_Records supplied_
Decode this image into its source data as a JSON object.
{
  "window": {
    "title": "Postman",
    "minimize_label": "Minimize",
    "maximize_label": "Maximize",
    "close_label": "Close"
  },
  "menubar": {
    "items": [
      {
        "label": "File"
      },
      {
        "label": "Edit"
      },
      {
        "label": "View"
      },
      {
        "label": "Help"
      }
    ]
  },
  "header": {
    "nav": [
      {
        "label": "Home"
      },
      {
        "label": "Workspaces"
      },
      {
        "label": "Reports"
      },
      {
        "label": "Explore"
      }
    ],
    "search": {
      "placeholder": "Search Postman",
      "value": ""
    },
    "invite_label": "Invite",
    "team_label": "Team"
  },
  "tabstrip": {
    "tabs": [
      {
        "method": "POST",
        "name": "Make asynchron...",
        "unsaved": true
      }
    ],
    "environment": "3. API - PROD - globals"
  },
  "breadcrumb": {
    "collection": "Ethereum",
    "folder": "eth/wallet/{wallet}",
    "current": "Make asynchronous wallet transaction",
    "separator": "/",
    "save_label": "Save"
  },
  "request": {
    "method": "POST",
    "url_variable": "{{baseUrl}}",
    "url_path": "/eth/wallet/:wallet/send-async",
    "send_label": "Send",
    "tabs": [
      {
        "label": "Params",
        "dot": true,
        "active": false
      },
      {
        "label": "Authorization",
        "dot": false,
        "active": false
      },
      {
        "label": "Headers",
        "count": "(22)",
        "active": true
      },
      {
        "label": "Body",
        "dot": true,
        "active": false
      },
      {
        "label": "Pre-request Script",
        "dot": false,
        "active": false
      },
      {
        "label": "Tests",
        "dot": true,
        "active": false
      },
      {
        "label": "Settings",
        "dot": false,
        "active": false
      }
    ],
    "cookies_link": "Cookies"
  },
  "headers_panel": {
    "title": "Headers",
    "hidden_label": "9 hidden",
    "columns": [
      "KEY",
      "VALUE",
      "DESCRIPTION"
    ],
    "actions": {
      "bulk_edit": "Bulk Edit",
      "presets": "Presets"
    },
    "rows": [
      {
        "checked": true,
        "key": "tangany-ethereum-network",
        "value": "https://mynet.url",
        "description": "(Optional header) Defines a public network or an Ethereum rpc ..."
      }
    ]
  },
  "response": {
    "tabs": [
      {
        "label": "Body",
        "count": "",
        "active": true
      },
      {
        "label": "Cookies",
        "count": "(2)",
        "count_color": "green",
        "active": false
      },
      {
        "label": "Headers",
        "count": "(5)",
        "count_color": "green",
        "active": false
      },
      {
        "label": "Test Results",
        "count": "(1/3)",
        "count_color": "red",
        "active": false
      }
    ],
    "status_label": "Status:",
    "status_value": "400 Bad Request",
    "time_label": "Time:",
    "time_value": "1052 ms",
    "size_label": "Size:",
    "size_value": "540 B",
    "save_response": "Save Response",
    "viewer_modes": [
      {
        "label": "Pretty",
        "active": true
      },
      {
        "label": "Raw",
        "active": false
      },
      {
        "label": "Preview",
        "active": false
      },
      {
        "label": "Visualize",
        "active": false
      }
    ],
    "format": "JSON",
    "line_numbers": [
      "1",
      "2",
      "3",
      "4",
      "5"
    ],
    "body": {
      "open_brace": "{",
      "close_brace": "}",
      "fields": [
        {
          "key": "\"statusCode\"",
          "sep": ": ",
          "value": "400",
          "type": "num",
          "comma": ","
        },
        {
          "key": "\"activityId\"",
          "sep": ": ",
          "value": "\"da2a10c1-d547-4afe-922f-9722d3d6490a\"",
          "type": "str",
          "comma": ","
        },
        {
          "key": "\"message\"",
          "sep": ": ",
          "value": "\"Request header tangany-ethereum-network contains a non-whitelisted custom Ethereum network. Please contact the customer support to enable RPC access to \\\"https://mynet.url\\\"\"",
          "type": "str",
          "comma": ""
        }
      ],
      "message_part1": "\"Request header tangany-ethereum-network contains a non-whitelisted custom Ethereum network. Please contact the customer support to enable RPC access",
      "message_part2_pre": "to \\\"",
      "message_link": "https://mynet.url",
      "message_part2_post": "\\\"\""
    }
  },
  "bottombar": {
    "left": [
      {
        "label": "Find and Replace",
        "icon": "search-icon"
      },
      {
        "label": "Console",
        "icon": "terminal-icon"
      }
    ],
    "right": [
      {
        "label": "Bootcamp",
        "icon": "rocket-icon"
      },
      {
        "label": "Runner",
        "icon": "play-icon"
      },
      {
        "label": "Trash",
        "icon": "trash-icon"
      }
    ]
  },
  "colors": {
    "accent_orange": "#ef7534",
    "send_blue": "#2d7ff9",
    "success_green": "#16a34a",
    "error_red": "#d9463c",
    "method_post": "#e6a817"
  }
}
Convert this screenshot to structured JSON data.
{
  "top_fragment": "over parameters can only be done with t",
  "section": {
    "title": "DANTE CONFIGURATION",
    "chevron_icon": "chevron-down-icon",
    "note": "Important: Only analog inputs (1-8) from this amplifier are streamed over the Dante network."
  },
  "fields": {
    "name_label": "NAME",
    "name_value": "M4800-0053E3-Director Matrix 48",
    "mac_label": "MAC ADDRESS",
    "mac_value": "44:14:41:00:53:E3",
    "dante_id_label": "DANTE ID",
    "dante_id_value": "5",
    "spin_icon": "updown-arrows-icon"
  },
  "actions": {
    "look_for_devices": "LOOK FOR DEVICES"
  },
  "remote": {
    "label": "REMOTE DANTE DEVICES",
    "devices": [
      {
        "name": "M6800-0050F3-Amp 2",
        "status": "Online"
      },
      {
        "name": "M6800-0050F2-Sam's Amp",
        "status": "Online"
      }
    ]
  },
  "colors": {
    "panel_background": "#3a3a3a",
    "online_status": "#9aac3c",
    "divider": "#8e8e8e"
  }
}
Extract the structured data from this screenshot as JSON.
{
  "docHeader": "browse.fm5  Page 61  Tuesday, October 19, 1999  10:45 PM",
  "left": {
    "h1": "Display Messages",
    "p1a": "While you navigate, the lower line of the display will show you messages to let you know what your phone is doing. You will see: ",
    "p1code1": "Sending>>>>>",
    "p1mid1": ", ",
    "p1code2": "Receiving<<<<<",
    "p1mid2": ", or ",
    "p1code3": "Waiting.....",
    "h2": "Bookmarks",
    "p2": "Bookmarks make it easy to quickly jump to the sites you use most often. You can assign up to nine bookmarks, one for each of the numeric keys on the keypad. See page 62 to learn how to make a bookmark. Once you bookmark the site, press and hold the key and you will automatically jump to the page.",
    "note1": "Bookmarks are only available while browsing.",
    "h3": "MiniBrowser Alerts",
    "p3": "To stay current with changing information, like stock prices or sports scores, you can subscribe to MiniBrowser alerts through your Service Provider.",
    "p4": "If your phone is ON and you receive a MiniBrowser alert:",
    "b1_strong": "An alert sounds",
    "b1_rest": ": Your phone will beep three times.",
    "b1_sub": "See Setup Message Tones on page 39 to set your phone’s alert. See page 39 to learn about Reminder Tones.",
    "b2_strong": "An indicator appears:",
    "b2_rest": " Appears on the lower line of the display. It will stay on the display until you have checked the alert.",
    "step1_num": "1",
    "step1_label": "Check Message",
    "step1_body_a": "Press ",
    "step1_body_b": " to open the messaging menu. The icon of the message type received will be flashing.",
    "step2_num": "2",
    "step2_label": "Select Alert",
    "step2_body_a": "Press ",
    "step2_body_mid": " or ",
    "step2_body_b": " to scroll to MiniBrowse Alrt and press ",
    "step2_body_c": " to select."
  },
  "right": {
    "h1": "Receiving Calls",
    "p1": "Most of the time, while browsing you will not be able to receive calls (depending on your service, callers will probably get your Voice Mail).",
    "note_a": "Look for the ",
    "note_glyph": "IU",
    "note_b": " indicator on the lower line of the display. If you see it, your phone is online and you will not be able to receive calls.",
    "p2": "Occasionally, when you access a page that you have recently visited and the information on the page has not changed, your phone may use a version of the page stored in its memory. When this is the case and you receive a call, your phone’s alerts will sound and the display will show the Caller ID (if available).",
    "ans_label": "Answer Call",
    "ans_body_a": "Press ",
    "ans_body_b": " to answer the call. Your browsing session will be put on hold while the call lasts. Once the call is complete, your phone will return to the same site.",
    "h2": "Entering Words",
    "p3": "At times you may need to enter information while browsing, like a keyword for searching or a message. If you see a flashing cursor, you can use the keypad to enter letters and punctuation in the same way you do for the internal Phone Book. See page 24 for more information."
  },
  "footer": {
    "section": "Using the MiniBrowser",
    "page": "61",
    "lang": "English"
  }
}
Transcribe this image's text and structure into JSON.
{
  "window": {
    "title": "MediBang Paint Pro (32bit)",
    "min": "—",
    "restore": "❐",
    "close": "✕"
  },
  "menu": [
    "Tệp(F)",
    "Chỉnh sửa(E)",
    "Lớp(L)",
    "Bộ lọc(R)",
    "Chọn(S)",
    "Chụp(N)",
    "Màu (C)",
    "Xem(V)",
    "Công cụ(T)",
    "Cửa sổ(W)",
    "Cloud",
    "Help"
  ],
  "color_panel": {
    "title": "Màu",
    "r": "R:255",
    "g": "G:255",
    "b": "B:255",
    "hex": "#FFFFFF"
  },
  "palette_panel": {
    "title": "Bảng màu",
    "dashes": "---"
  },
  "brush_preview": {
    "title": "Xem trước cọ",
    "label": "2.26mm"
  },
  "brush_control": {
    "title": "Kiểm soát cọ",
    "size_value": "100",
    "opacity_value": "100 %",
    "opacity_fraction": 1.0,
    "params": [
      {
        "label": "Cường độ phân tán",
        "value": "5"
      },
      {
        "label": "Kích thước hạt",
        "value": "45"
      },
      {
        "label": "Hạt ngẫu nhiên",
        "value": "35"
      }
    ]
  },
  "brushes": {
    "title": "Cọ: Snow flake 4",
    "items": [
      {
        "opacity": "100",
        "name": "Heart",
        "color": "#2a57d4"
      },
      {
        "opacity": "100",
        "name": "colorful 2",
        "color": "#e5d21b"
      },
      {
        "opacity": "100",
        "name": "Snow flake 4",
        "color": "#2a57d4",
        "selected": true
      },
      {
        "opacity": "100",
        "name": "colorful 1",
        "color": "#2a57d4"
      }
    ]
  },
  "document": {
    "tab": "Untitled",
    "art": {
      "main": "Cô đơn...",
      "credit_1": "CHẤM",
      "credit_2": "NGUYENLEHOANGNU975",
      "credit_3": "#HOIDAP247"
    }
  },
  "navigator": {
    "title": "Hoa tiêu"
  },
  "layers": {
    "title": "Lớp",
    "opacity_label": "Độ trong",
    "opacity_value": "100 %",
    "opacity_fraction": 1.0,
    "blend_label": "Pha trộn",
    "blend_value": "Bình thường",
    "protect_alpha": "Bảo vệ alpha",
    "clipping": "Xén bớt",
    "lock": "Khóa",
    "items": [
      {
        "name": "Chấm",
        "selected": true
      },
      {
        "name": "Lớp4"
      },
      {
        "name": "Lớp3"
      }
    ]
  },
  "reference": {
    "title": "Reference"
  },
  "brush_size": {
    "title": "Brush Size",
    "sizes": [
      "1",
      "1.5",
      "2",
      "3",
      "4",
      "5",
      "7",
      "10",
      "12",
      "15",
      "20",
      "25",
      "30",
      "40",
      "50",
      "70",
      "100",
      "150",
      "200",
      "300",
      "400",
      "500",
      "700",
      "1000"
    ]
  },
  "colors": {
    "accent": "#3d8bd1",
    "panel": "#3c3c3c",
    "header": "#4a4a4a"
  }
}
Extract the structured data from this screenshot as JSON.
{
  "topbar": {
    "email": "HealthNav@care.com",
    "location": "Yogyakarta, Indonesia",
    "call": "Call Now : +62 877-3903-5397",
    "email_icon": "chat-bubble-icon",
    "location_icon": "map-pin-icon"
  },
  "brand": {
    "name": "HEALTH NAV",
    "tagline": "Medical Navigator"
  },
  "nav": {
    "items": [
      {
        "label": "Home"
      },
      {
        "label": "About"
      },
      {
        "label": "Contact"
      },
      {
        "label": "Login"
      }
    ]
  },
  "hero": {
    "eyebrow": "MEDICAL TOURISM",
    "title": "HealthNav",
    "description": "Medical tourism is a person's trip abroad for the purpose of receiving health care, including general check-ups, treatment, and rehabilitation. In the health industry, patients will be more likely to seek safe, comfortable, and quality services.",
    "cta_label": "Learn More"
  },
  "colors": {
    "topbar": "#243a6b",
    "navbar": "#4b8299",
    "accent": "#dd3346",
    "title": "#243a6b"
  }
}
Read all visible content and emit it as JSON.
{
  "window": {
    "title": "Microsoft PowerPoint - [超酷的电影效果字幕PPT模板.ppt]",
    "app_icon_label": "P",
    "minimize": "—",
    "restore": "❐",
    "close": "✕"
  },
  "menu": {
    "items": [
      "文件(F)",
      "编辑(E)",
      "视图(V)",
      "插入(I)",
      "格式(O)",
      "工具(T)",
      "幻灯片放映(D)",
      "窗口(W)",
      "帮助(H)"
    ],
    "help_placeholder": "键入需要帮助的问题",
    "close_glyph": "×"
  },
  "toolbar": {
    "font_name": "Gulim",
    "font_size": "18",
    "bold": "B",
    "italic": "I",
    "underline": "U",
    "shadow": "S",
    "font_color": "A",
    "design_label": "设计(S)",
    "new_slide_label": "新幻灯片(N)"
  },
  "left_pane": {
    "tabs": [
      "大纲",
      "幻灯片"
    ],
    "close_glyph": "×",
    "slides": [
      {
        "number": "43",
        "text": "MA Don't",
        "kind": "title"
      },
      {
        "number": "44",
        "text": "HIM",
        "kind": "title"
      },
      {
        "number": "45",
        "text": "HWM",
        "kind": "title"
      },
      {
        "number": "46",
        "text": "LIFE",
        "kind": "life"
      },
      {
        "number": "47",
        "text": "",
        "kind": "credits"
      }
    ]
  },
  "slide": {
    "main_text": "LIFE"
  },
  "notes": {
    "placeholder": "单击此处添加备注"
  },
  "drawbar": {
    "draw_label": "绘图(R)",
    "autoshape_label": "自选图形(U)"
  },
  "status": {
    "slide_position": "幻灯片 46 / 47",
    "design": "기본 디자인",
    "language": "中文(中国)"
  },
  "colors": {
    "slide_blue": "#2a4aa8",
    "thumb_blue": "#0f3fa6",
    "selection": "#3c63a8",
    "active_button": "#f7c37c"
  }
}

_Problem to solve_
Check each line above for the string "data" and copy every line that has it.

_Answer to this task_
Decode this image into its source data as a JSON object.
Convert this screenshot to structured JSON data.
Extract the structured data from this screenshot as JSON.
Extract the structured data from this screenshot as JSON.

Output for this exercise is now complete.